Set in New Orleans, this quirky buddy comedy focuses on three inmates, a pimp named Jack (John Lurie), Zack, a radio DJ (Tom Waits) and Bob (Roberto Benigni) an Italian tourist that has killed someone. The trio get to know each other while stuck in the tiny cramped cell they share. They soon decide to plan a breakout and upon success end up in the murky bayou swamps where they try to survive the elements and each other. A minimalistic, brilliant independent film with beautiful black and white cinematography by Robby Muller. Music by John Lurie and Tom Waits.
L’Avventura (1960, Dir: Michaelangelo Antonioni)

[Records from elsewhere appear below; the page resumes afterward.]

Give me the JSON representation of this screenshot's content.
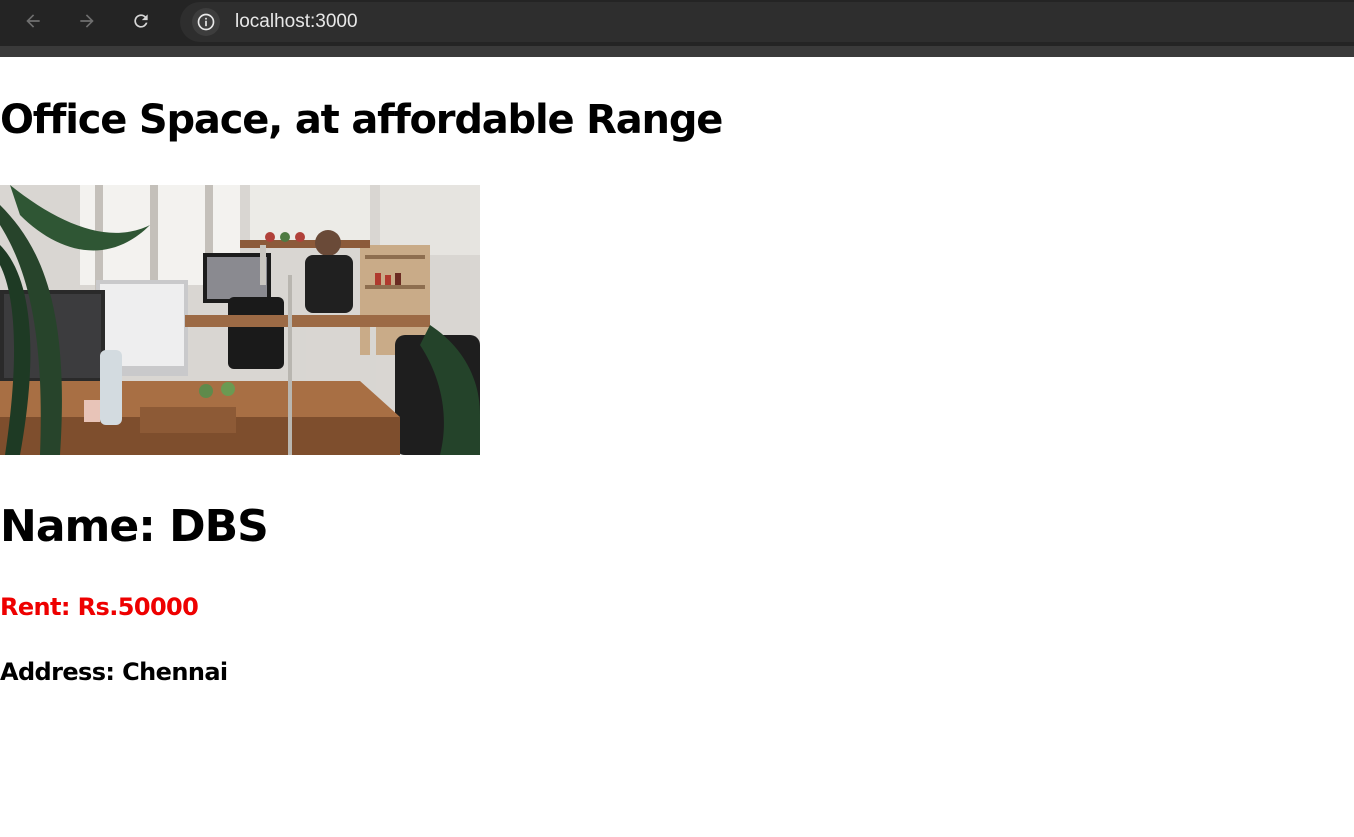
{
  "browser": {
    "url": "localhost:3000"
  },
  "page": {
    "title": "Office Space, at affordable Range",
    "office": {
      "name_line": "Name: DBS",
      "rent_line": "Rent: Rs.50000",
      "address_line": "Address: Chennai",
      "rent_color": "#ee0000"
    }
  },
  "icons": {
    "back": "arrow-left-icon",
    "forward": "arrow-right-icon",
    "reload": "reload-icon",
    "site_info": "info-icon"
  }
}
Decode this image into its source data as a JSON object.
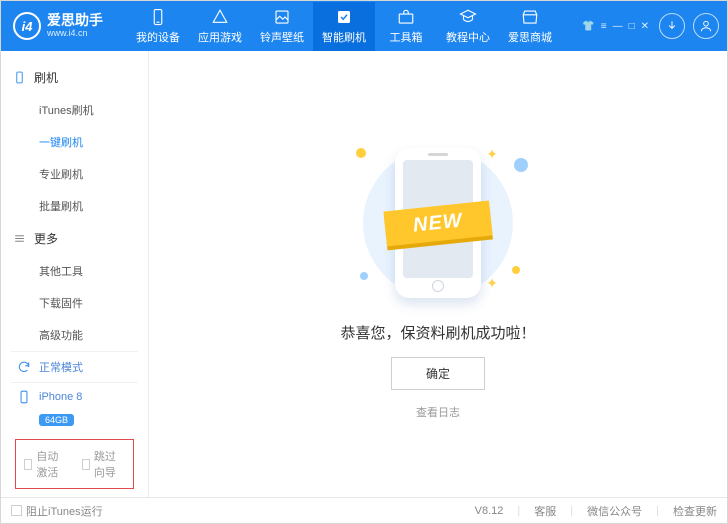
{
  "header": {
    "logo_badge": "i4",
    "brand_cn": "爱思助手",
    "brand_en": "www.i4.cn",
    "nav": [
      {
        "label": "我的设备"
      },
      {
        "label": "应用游戏"
      },
      {
        "label": "铃声壁纸"
      },
      {
        "label": "智能刷机"
      },
      {
        "label": "工具箱"
      },
      {
        "label": "教程中心"
      },
      {
        "label": "爱思商城"
      }
    ]
  },
  "sidebar": {
    "group1_title": "刷机",
    "group1_items": [
      "iTunes刷机",
      "一键刷机",
      "专业刷机",
      "批量刷机"
    ],
    "group2_title": "更多",
    "group2_items": [
      "其他工具",
      "下载固件",
      "高级功能"
    ],
    "mode_label": "正常模式",
    "device_name": "iPhone 8",
    "device_capacity": "64GB",
    "chk_auto_activate": "自动激活",
    "chk_skip_guide": "跳过向导"
  },
  "main": {
    "banner": "NEW",
    "success_msg": "恭喜您，保资料刷机成功啦！",
    "ok_button": "确定",
    "view_log": "查看日志"
  },
  "status": {
    "block_itunes": "阻止iTunes运行",
    "version": "V8.12",
    "support": "客服",
    "wechat": "微信公众号",
    "update": "检查更新"
  }
}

A young woman named Anna (Lea Massari) suddenly dissapears while on a yachting excursion in the Meditteranean. As Anna’s close friend Claudia (Monica Vitti) and boyfriend Sandro (Gabrielle Ferzetti) search for her, they begin falling for each other. This movie became highly influential for its groundbreaking use of visual language. The story is presented as a mystery on the surface but has an underlying theme that deals with an emptiness in the lives of the wealthy, jaded characters who are all on the brink of dissapearing.
The Red Shoes (1948, Dir: Powell & Pressburger)
Moira Shearer stars as Vicky Page a beautiful ballet dancer who is given the lead role in a new production called The Red Shoes by the prestigious producer Boris Lermontov (Anton Walbrook). When Julian (Marius Goring) the gifted young composer of the play falls in love with Vicky, a love triangle between them and Boris causes a tragic rift. This is a movie that when watched causes a trance like effect through its heightened visual imagery and emotion. The story within a story makes it all the more affecting and haunting. One of the most cinematically exuberant films ever made with stunning color cinematography by the legendary Jack Cardiff.
The Blob (1958, Dir: Irvin S. Yeaworth Jr.)
A young Steve McQueen (credited as Steven) stars as a guy named…Steve who notices a falling meteor while on a date at Lookout Point with his gal “Janey Girl”. Inside the burning space rock lurks a pulsating purple ooze that begins attacking random people and increasing in size. Pretty soon the small American town is in a panic as Steve, Jane and their group of young friends try to find a way to help the authorities stop THE BLOB. A light hearted, corny cult classic 50s sci-fi thriller brimming with charm. Featuring a catchy title theme sung by The Five Blobs *Pop!*
Sisters (1973, Dir: Brian DePalma)
A beautiful young French-Canadian fashion model living in New York City named Danielle (Margot Kidder) falls in love with Phillip (Lisle Wilson) her co-contestant on a TV game show. What he doesn’t know is that Danielle is hiding a deep, dark secret: Dominique, her jealous psychotic siamese twin. This was DePalma’s first try at psychological horror (a genre he would become best known for). The result is a darkly funny, mindbending chiller with inventive camerawork and visual stylization. Featuring an eerie score by the legendary composer Bernard Herrmann (Psycho). Co-starring Dolph Sweet, William Finley and Jennifer Salt.